* _ACTIVITY_:
From the records below, find each line with the string "true" and copy it.

[Page and application data records]
========================
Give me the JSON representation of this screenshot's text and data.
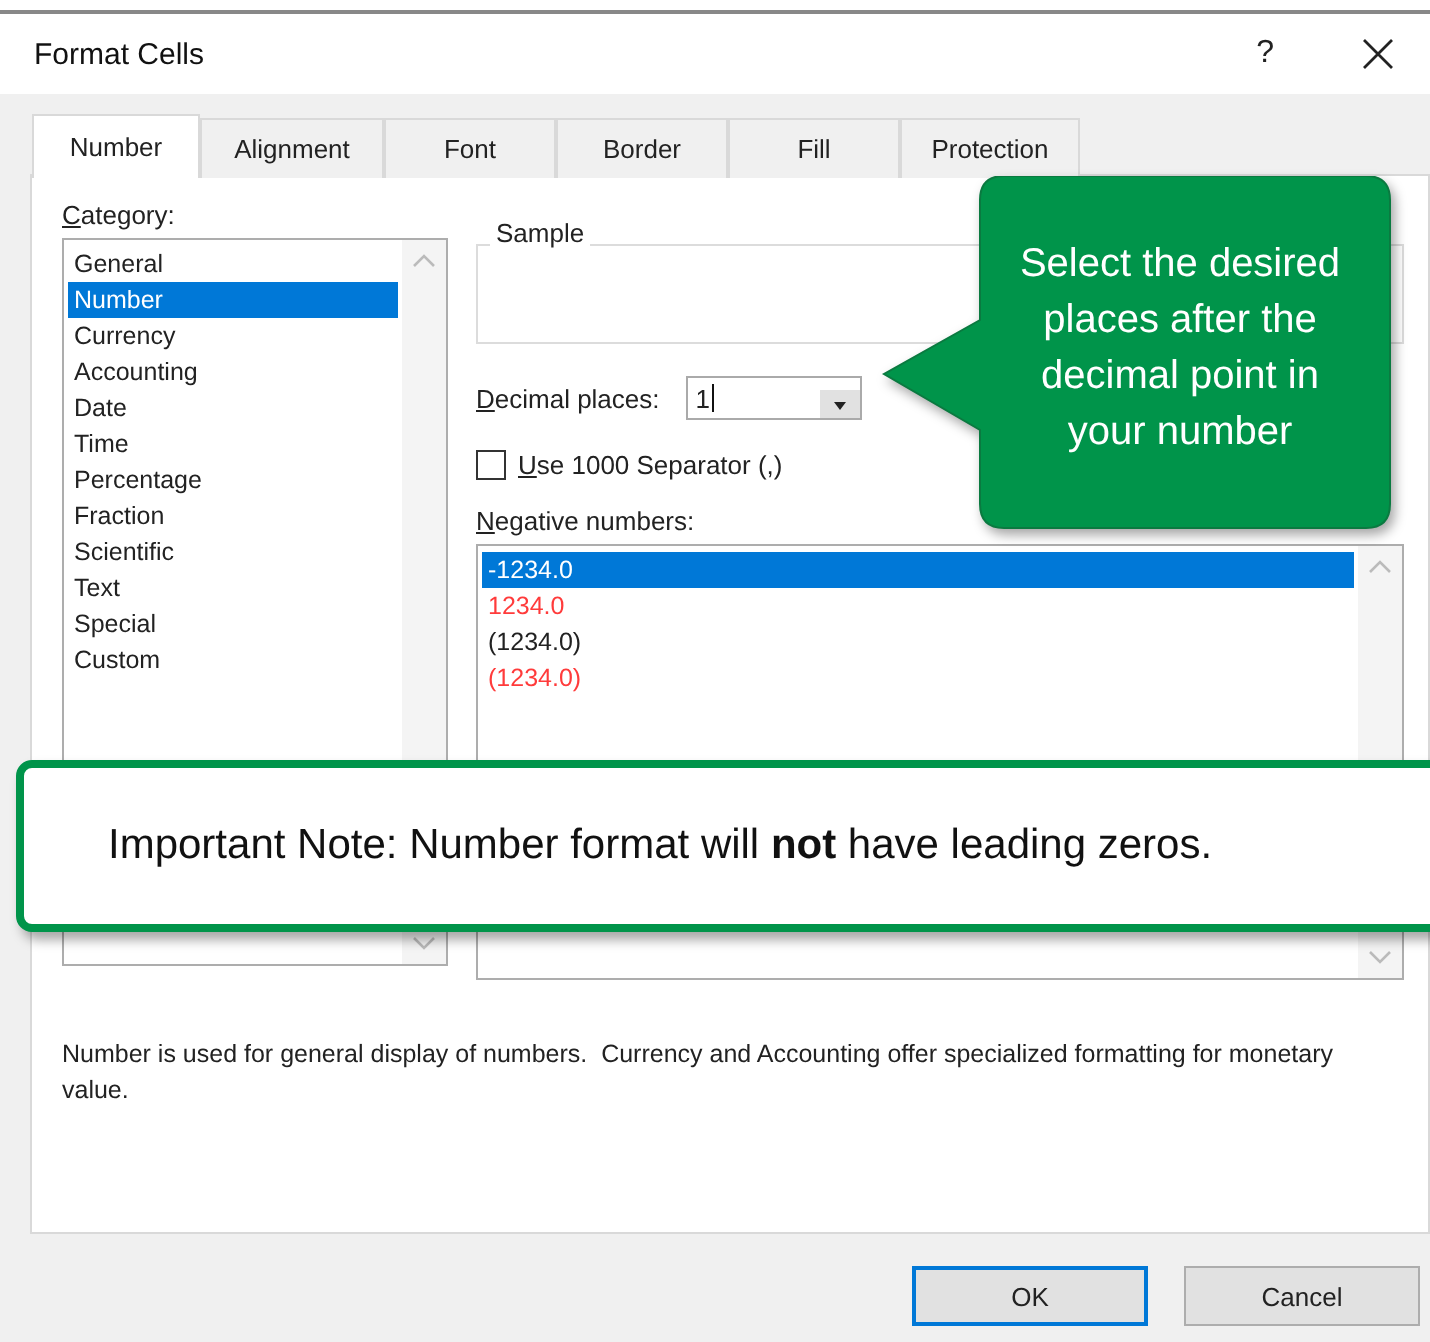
{
  "window": {
    "title": "Format Cells",
    "help": "?"
  },
  "tabs": [
    {
      "label": "Number",
      "selected": true
    },
    {
      "label": "Alignment",
      "selected": false
    },
    {
      "label": "Font",
      "selected": false
    },
    {
      "label": "Border",
      "selected": false
    },
    {
      "label": "Fill",
      "selected": false
    },
    {
      "label": "Protection",
      "selected": false
    }
  ],
  "category": {
    "label": "Category:",
    "items": [
      {
        "label": "General",
        "selected": false
      },
      {
        "label": "Number",
        "selected": true
      },
      {
        "label": "Currency",
        "selected": false
      },
      {
        "label": "Accounting",
        "selected": false
      },
      {
        "label": "Date",
        "selected": false
      },
      {
        "label": "Time",
        "selected": false
      },
      {
        "label": "Percentage",
        "selected": false
      },
      {
        "label": "Fraction",
        "selected": false
      },
      {
        "label": "Scientific",
        "selected": false
      },
      {
        "label": "Text",
        "selected": false
      },
      {
        "label": "Special",
        "selected": false
      },
      {
        "label": "Custom",
        "selected": false
      }
    ]
  },
  "sample": {
    "label": "Sample"
  },
  "decimal_places": {
    "label": "Decimal places:",
    "value": "1"
  },
  "separator": {
    "label": "Use 1000 Separator (,)",
    "checked": false
  },
  "negative_numbers": {
    "label": "Negative numbers:",
    "items": [
      {
        "text": "-1234.0",
        "selected": true,
        "red": false
      },
      {
        "text": "1234.0",
        "selected": false,
        "red": true
      },
      {
        "text": "(1234.0)",
        "selected": false,
        "red": false
      },
      {
        "text": "(1234.0)",
        "selected": false,
        "red": true
      }
    ]
  },
  "description": "Number is used for general display of numbers.  Currency and Accounting offer specialized formatting for monetary value.",
  "callout": "Select the desired places after the decimal point in your number",
  "note": "Important Note: Number format will **not** have leading zeros.",
  "buttons": [
    {
      "label": "OK",
      "default": true
    },
    {
      "label": "Cancel",
      "default": false
    }
  ]
}
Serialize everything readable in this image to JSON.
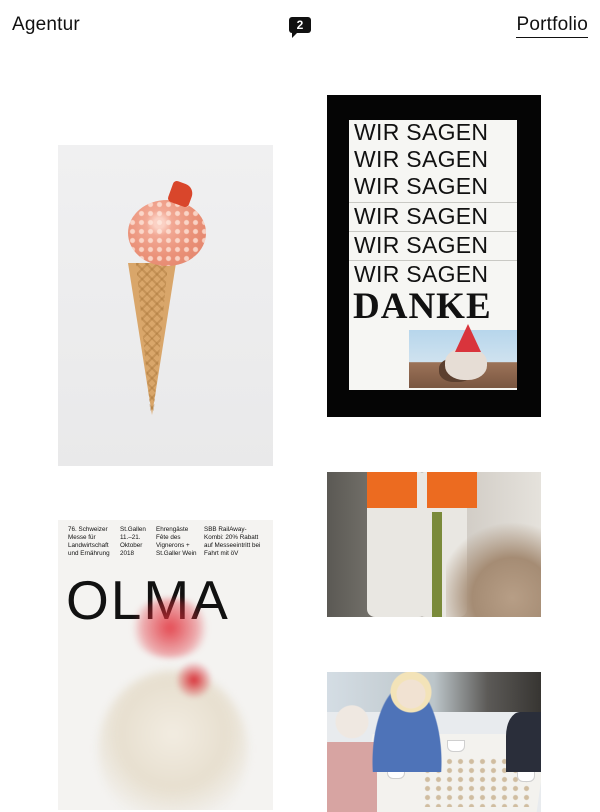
{
  "header": {
    "left_link": "Agentur",
    "badge_count": "2",
    "right_link": "Portfolio"
  },
  "tiles": {
    "icecream": {
      "subject": "ice cream cone"
    },
    "wirsagen": {
      "lines": [
        "WIR SAGEN",
        "WIR SAGEN",
        "WIR SAGEN",
        "WIR SAGEN",
        "WIR SAGEN",
        "WIR SAGEN"
      ],
      "title": "DANKE"
    },
    "worker": {
      "subject": "worker with tool"
    },
    "olma": {
      "col1": "76. Schweizer Messe für Landwirtschaft und Ernährung",
      "col2": "St.Gallen 11.–21. Oktober 2018",
      "col3": "Ehrengäste Fête des Vignerons + St.Galler Wein",
      "col4": "SBB RailAway-Kombi: 20% Rabatt auf Messeeintritt bei Fahrt mit öV",
      "title": "OLMA"
    },
    "game": {
      "subject": "seniors playing a board game"
    }
  }
}
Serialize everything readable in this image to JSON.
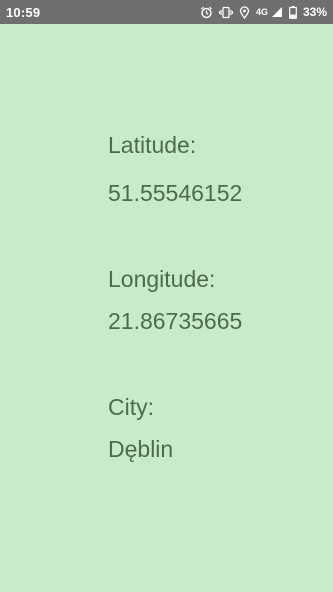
{
  "status_bar": {
    "time": "10:59",
    "network_type": "4G",
    "battery_percent": "33%",
    "icons": [
      "alarm-icon",
      "vibrate-icon",
      "location-icon",
      "network-4g-icon",
      "signal-icon",
      "battery-icon"
    ]
  },
  "location": {
    "latitude_label": "Latitude:",
    "latitude_value": "51.55546152",
    "longitude_label": "Longitude:",
    "longitude_value": "21.86735665",
    "city_label": "City:",
    "city_value": "Dęblin"
  },
  "colors": {
    "background": "#c8ecca",
    "status_bar": "#6f6f6f",
    "text": "#4f6b4f"
  }
}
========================
* _SOLUTION BELOW_:
      "selected": true
        "selected": true
        "selected": true,
        "red": true
        "red": true
      "default": true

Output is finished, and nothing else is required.